The two men, Shafiq Rasul and Asif Iqbal, who were released from Camp Delta in March and remain free in Britain, wrote an open letter to President Bush last week saying that they were “kicked and beaten” by U.S. soldiers and interrogated with guns held to their head, soon after their arrest in Afghanistan over two years ago. A lawyer for the two had no comment on why the Britons were in Afghanistan.
Once at Guantánamo Bay, they said they were interrogated for up to twelve hours at a time, while shackled and chained to the floor. Meals were irregular, and some days, they wrote, they were not fed. “Sometimes dogs were brought in to frighten us,” the letter says, adding that loud music, freezing temperatures, and strobe lights were all part of the interrogation regime.
Rasul and Iqbal also wrote that they witnessed “a number of brutal assaults upon prisoners,” including beatings by a group of guards known as the Extreme Reaction Force (ERF). These beatings were known as “ERFing”.
“We should point out that there were and, no doubt, still are cameras everywhere in the interrogation areas,” they wrote.
A Spokesperson for the Pentagon, Lieutenant Commander Barbara Burfeind, told the Voice that “credible allegations will be investigated and reported to the proper authorities.”

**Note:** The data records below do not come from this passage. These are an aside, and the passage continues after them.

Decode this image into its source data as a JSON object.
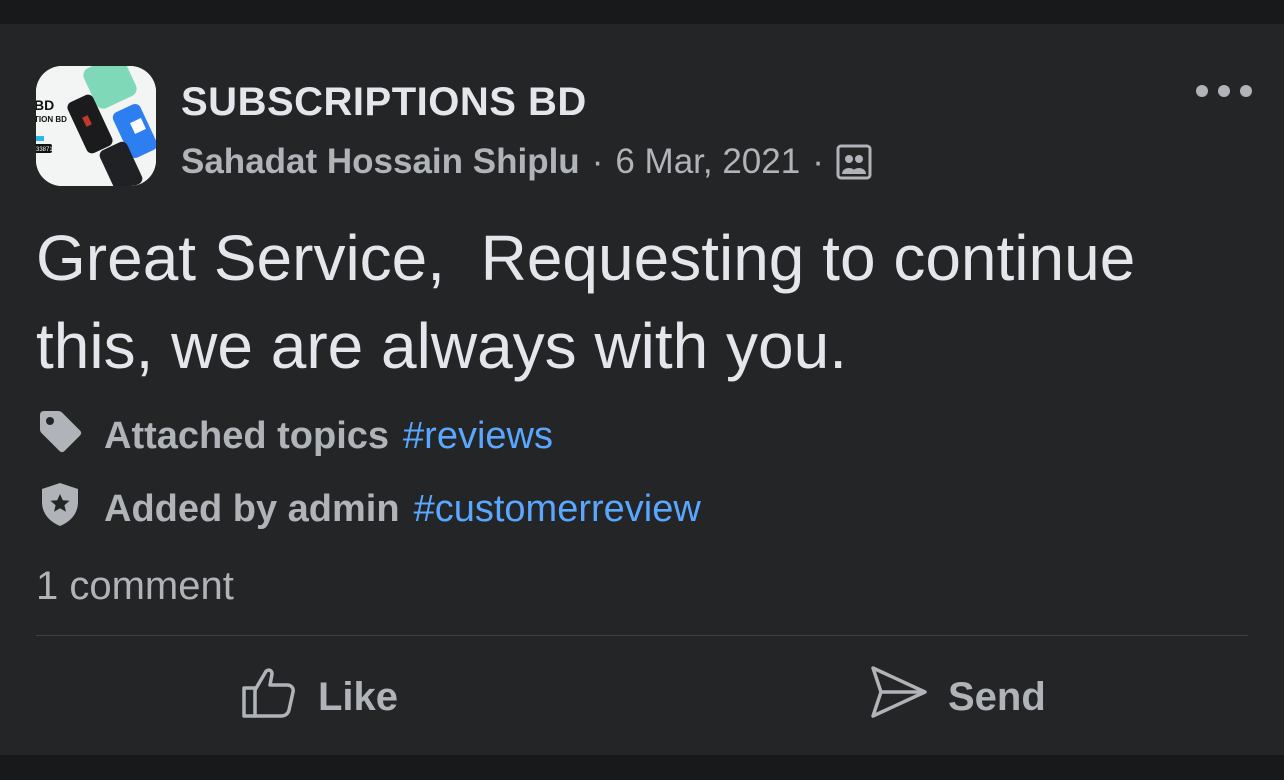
{
  "post": {
    "page_name": "SUBSCRIPTIONS BD",
    "author": "Sahadat Hossain Shiplu",
    "separator": "·",
    "date": "6 Mar, 2021",
    "audience_icon": "group-audience-icon",
    "more_icon": "more-options-icon",
    "text": "Great Service,  Requesting to continue this, we are always with you.",
    "avatar_text": {
      "line1": "BD",
      "line2": "TION BD",
      "line3": "33871"
    }
  },
  "topics": [
    {
      "icon": "tag-icon",
      "label": "Attached topics",
      "tag": "#reviews"
    },
    {
      "icon": "admin-shield-icon",
      "label": "Added by admin",
      "tag": "#customerreview"
    }
  ],
  "comments_label": "1 comment",
  "actions": {
    "like_label": "Like",
    "like_icon": "thumbs-up-icon",
    "send_label": "Send",
    "send_icon": "send-icon"
  },
  "colors": {
    "background": "#18191b",
    "card": "#242527",
    "primary_text": "#e4e6eb",
    "secondary_text": "#b0b3b8",
    "hashtag": "#5aa7ff"
  }
}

“I think much of what happened in Guantánamo has been exported to Iraq,” said Steven Watt, a lawyer with the Center for Constitutional Rights in New York. The group filed an appeal challenging the legality of Rasul and Iqbal’s detention before the two were released. “I don’t think the Americans are going to change their methods,” he said. “That’s seen by ensconcing General [Geoffrey] Miller in Iraq. I don’t think you’ll see them open their doors to human rights organizations. And [oversight] shouldn’t be left to internal reviews.”